Task directions: Can you pull out each line of the data below that includes the word "timecode"?

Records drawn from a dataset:
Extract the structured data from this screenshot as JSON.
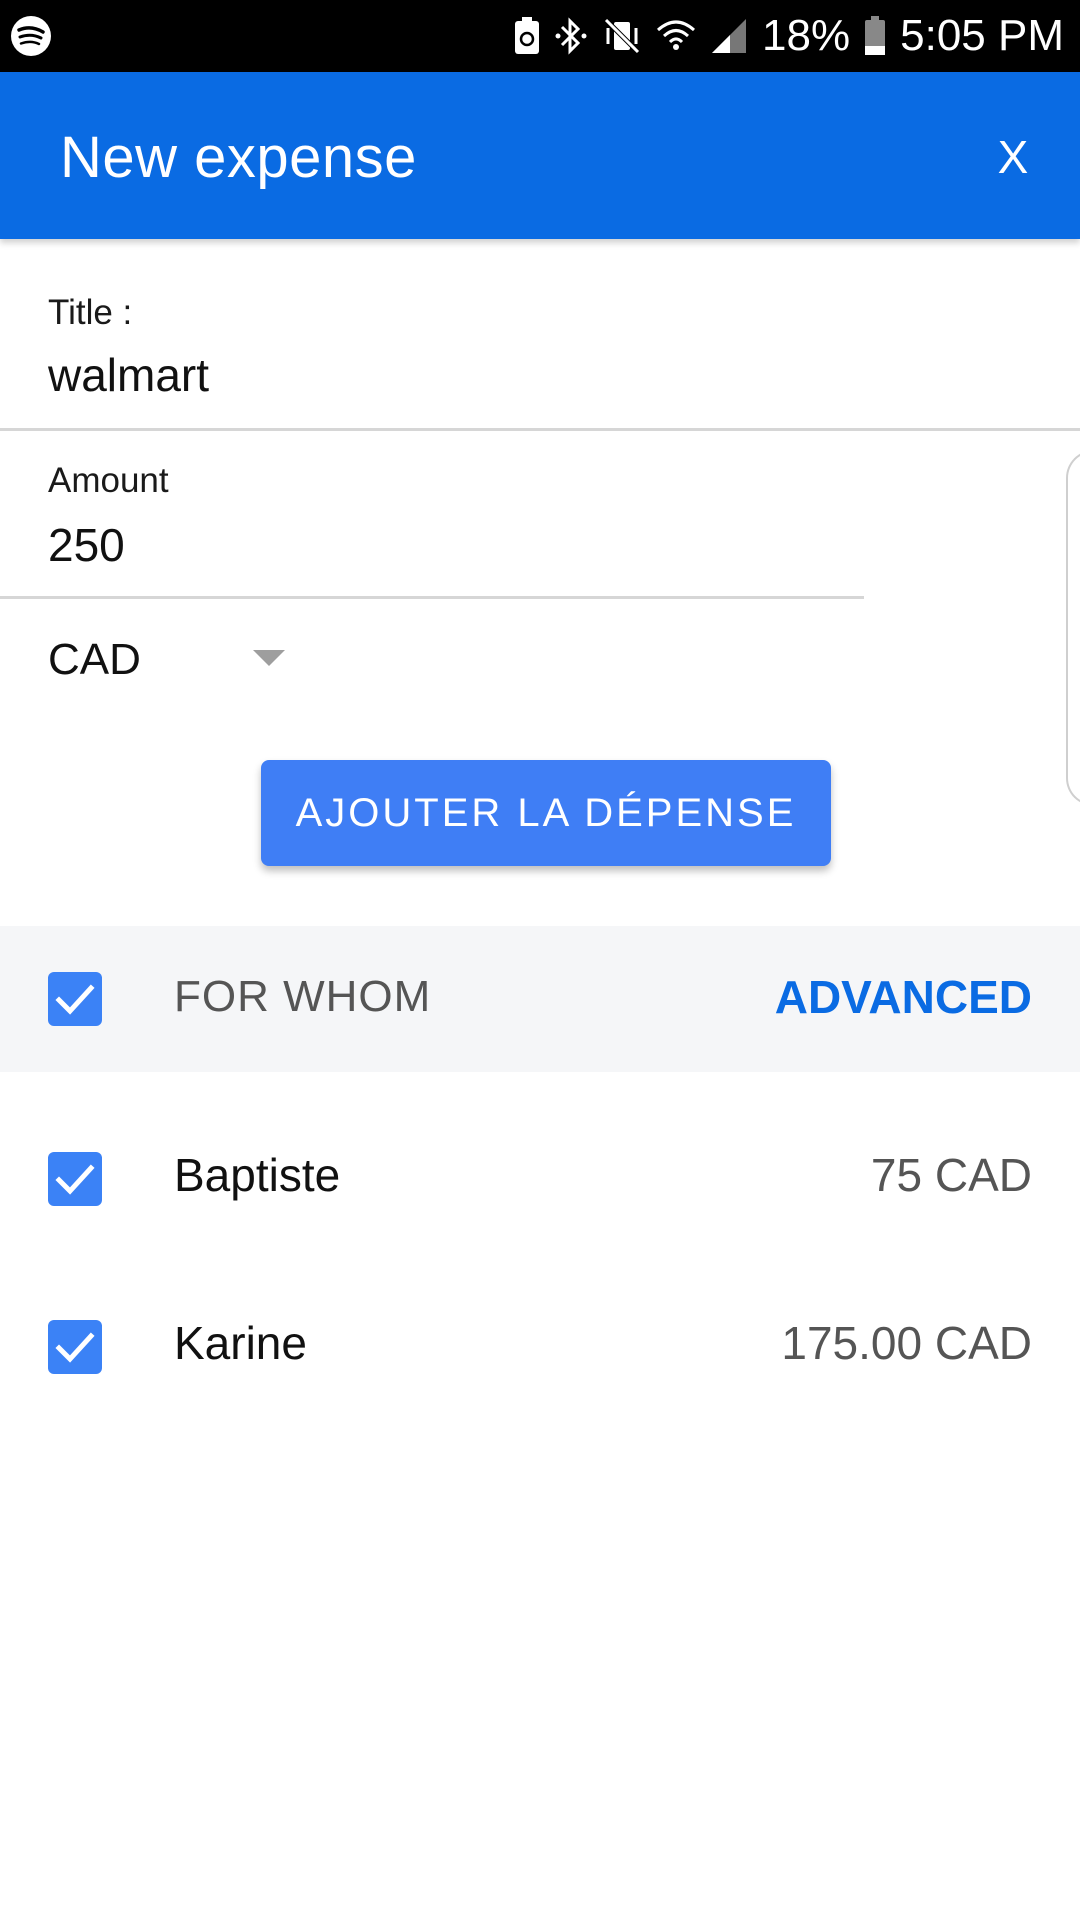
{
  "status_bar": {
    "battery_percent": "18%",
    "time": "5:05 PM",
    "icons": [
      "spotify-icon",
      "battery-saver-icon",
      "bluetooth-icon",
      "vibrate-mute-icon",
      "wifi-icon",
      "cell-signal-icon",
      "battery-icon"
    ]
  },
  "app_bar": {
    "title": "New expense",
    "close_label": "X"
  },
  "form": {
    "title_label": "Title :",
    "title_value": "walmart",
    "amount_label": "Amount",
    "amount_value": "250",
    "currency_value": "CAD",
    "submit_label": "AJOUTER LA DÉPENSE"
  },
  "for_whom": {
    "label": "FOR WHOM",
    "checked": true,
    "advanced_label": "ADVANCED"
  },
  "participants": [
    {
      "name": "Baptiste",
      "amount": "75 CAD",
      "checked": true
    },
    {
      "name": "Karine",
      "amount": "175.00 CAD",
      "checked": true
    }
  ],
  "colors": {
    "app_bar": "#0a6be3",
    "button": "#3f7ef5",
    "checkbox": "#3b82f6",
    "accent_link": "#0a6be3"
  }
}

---

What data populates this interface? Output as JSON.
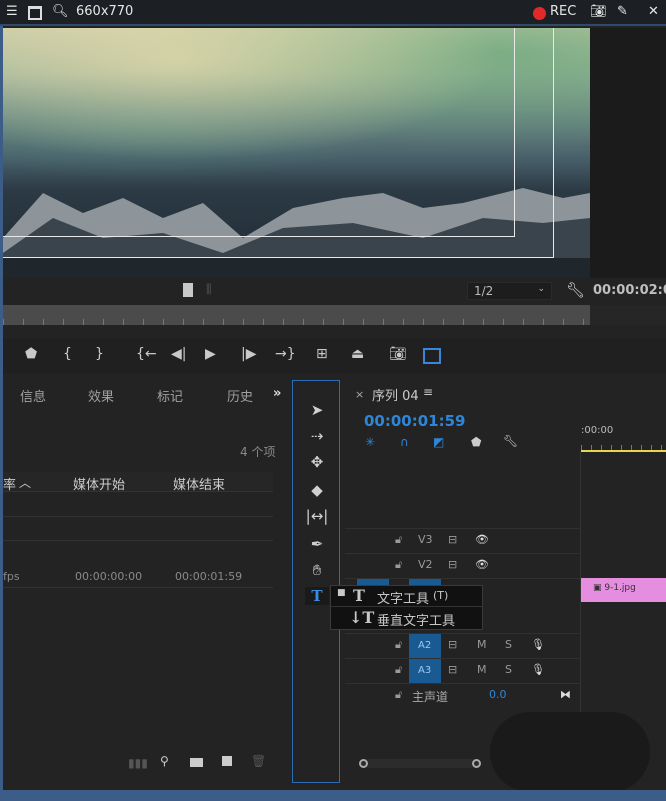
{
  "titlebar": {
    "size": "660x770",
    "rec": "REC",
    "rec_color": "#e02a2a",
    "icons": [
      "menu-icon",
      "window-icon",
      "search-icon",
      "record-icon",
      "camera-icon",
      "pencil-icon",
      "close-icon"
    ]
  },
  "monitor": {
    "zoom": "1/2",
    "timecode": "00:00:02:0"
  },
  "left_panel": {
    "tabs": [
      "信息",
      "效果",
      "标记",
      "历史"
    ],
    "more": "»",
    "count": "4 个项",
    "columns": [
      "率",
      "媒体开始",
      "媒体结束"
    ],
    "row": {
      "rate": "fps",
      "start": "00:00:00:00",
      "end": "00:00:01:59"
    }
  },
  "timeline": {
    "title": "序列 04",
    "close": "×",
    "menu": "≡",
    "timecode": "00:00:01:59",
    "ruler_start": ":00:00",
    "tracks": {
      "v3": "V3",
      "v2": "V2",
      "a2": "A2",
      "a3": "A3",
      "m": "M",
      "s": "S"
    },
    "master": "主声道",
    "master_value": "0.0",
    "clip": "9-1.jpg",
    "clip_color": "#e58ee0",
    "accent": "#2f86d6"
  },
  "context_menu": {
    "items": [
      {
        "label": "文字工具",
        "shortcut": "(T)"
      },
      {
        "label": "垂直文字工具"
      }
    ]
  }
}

Response to the exercise:
    "timecode": "00:00:02:0"
    "timecode": "00:00:01:59",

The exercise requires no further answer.